Queen Elizabeth’s whole life was based on duty and ritual. That didn’t stop her from taking a moment to chat up her antic great-grandson during her Platinum Jubilee.

Sept. 8, 2022

When — on rare occasions — no party had a majority in the House of Commons, she could advise on who could form a government in a way that was not party political. Her reserve also gave the whole political sphere to elected officials; she, like the most understanding parent, would never criticize them in public, even if she might disagree in private.


By contrast, in countries with an elected head of state (like Finland, Italy or Germany) the president is almost inevitably a former politician. Only the most unopinionated presidents in European countries — notably ’90s Irish President Mary Robinson and the present Irish President Michael D. Higgins, a poet in his previous life — have managed to be accepted as neutral arbiters. More typically, there is a strong whiff of partisanship around Europe’s elected presidents, a sense that the advice they give to prime ministers or chancellors is tainted by past political allegiances.

Prince Harry and his wife, Meghan, the Duchess of Sussex, joined Prince William and Princess Kate at Windsor Castle to view floral tributes left by the public in honor of the queen.

Sept. 10, 2022

This is not the case with a monarch. And in this, Queen Elizabeth was an unrivaled master, because she was, yes, bland.

Queen Elizabeth’s talent for not saying anything, maintaining the sense that she was above the fray made her a rallying point, a symbol of unity, for many in a divided society.

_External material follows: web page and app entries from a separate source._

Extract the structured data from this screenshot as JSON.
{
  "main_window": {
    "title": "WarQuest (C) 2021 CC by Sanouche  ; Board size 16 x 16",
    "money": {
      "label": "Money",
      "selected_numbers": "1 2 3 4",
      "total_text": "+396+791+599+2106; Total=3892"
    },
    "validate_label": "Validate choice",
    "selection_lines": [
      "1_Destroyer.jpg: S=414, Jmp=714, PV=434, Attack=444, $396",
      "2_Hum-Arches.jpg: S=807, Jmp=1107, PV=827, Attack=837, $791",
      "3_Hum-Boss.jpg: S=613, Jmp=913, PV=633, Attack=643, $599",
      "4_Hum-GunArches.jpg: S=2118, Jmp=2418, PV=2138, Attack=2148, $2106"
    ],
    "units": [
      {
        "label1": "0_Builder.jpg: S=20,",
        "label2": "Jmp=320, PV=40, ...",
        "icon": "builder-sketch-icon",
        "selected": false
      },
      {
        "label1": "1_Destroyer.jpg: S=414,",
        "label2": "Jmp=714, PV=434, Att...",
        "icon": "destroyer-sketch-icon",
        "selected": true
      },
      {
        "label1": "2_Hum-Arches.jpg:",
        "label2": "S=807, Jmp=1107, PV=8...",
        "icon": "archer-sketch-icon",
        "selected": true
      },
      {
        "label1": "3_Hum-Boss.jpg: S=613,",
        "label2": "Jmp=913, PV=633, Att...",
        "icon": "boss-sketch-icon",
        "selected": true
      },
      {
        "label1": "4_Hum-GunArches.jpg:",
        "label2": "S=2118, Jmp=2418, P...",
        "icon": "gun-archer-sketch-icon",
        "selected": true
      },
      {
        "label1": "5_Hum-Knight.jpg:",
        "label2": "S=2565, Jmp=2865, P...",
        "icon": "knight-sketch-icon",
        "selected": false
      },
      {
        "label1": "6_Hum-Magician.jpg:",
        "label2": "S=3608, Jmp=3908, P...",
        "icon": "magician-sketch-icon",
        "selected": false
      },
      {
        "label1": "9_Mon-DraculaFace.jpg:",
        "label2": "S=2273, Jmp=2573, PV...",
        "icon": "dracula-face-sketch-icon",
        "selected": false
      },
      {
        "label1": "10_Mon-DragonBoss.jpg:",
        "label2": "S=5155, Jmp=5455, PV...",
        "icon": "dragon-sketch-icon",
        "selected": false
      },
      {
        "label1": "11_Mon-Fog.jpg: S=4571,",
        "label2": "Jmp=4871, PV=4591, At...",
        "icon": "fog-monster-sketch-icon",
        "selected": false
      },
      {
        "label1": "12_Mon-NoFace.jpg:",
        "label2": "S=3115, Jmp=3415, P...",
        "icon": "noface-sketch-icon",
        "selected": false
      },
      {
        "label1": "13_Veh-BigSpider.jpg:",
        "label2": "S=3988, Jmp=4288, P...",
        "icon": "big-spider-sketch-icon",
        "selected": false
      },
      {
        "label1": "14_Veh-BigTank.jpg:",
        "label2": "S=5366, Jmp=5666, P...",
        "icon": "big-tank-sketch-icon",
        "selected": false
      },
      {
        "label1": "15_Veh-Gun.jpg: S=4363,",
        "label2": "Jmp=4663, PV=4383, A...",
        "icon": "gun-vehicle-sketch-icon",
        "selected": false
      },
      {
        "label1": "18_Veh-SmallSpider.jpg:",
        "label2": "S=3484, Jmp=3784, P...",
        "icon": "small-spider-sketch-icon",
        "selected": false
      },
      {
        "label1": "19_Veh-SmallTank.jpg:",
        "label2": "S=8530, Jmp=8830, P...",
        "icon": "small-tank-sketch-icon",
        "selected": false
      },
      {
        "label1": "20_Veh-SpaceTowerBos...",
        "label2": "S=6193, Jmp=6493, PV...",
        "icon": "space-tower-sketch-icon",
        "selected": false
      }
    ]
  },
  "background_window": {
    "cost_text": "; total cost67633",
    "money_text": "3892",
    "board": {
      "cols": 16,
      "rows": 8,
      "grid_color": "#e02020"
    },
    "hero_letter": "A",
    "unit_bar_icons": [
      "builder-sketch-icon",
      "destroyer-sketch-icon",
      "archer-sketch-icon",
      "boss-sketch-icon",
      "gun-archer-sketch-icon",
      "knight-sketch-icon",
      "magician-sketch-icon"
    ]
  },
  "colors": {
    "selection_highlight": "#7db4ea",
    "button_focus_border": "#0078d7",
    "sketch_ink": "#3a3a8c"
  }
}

The big question for the British monarchy — and for the countries that still have her as the head of state (including Canada, New Zealand, Jamaica, and Canada) — now is whether her successor is capable of displaying the same talent.

Queen Elizabeth II’s 70-year reign was so long that most of Britain’s 68 million people have known no other sovereign.

Sept. 8, 2022

King Charles III has a reputation for his strong, sometimes polarizing opinions on everything from architecture to the environment. But having opinions is no longer his job. Is he up to aloofness?

In a constitutional monarchy, once the monarch has an opinion, the support for the institution falls away. When Spanish King Felipe VI made remarks about Catalonia that indicated he was unsympathetic to the secessionist aspirations of some Catalans, it damaged the institution of the monarchy.

Charles must do his utmost to show that he is the king of all Britons. This is a difficult task — and an urgent one. The Scottish government is seeking a second independence referendum in 2023. And while Queen Elizabeth, who died at Balmoral, was highly popular in Scotland, only a minority of the Scottish people support the monarchy as an institution.

Of course, it may be inhuman for any flesh-and-blood monarch to match the mien of the most successful and studiously bland monarch in modern history. But politicians may find it worthwhile to try to imitate her.

Perhaps the late queen’s lasting lesson is that we still need the illusion of steady leaders onto which we can project our own complicated feelings.

Matt Qvortrup, a professor of political science at Coventry University in England, is currently a visiting professor of constitutional law at the Australian National University. He is co-editor of the book “Complementary Democracy: The Art of Deliberative Listening.” This article was produced in partnership with Zócalo Public Square.